▶ _Aim of the exercise_
Your output should be the line with "Give me the" followed by every remaining line of the entries, reproduced exactly.

Records from a data collection:
****************************************

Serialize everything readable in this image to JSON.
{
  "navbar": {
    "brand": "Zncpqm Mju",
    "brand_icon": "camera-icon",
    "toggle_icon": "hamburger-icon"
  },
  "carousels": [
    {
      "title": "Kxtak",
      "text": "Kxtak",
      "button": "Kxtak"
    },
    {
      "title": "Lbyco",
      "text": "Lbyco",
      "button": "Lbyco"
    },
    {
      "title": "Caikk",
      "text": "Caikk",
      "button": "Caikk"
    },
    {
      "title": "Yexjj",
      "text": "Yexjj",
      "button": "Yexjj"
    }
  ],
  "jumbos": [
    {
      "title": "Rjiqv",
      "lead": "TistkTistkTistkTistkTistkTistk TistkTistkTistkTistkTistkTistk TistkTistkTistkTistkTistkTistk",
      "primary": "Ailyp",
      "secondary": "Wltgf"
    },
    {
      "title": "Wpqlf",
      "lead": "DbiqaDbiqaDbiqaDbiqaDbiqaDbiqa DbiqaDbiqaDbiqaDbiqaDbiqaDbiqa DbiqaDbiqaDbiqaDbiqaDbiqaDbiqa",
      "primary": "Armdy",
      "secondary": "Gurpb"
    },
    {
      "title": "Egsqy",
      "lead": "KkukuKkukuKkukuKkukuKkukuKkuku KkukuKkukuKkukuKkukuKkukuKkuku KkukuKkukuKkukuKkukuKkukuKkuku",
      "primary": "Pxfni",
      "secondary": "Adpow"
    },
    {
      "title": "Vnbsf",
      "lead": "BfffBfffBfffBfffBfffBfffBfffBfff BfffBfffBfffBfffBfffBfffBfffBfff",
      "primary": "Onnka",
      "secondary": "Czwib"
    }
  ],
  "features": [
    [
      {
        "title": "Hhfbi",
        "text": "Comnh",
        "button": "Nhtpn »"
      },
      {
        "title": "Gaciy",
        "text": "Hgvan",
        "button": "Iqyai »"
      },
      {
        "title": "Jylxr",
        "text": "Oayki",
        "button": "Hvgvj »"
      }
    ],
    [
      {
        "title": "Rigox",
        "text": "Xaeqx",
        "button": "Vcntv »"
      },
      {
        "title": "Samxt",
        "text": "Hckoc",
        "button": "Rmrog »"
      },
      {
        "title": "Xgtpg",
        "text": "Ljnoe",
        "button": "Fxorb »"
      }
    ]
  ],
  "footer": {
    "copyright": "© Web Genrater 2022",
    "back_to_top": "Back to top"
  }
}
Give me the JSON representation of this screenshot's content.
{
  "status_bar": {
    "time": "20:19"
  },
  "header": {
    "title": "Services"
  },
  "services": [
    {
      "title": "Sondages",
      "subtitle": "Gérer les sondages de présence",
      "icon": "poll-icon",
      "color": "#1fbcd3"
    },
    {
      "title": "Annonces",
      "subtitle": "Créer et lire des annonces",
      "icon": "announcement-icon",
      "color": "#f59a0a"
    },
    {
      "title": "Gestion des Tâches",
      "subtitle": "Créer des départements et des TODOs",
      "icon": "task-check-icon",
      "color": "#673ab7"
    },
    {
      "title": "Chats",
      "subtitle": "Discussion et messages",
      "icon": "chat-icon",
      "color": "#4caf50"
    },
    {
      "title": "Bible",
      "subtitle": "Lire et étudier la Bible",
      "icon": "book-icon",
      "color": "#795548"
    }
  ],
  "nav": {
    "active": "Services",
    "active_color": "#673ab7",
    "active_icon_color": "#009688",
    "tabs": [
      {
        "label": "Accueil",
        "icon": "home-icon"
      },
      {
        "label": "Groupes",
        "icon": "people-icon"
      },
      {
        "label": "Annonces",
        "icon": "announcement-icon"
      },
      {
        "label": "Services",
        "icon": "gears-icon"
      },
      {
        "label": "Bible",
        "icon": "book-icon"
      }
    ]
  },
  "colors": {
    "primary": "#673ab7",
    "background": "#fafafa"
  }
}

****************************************

▶ _Exercise answer_
Give me the JSON representation of this screenshot's content.
{
  "status_bar": {
    "time": "20:19"
  },
  "header": {
    "title": "Services"
  },
  "services": [
    {
      "title": "Sondages",
      "subtitle": "Gérer les sondages de présence",
      "icon": "poll-icon",
      "color": "#1fbcd3"
    },
    {
      "title": "Annonces",
      "subtitle": "Créer et lire des annonces",
      "icon": "announcement-icon",
      "color": "#f59a0a"
    },
    {
      "title": "Gestion des Tâches",
      "subtitle": "Créer des départements et des TODOs",
      "icon": "task-check-icon",
      "color": "#673ab7"
    },
    {
      "title": "Chats",
      "subtitle": "Discussion et messages",
      "icon": "chat-icon",
      "color": "#4caf50"
    },
    {
      "title": "Bible",
      "subtitle": "Lire et étudier la Bible",
      "icon": "book-icon",
      "color": "#795548"
    }
  ],
  "nav": {
    "active": "Services",
    "active_color": "#673ab7",
    "active_icon_color": "#009688",
    "tabs": [
      {
        "label": "Accueil",
        "icon": "home-icon"
      },
      {
        "label": "Groupes",
        "icon": "people-icon"
      },
      {
        "label": "Annonces",
        "icon": "announcement-icon"
      },
      {
        "label": "Services",
        "icon": "gears-icon"
      },
      {
        "label": "Bible",
        "icon": "book-icon"
      }
    ]
  },
  "colors": {
    "primary": "#673ab7",
    "background": "#fafafa"
  }
}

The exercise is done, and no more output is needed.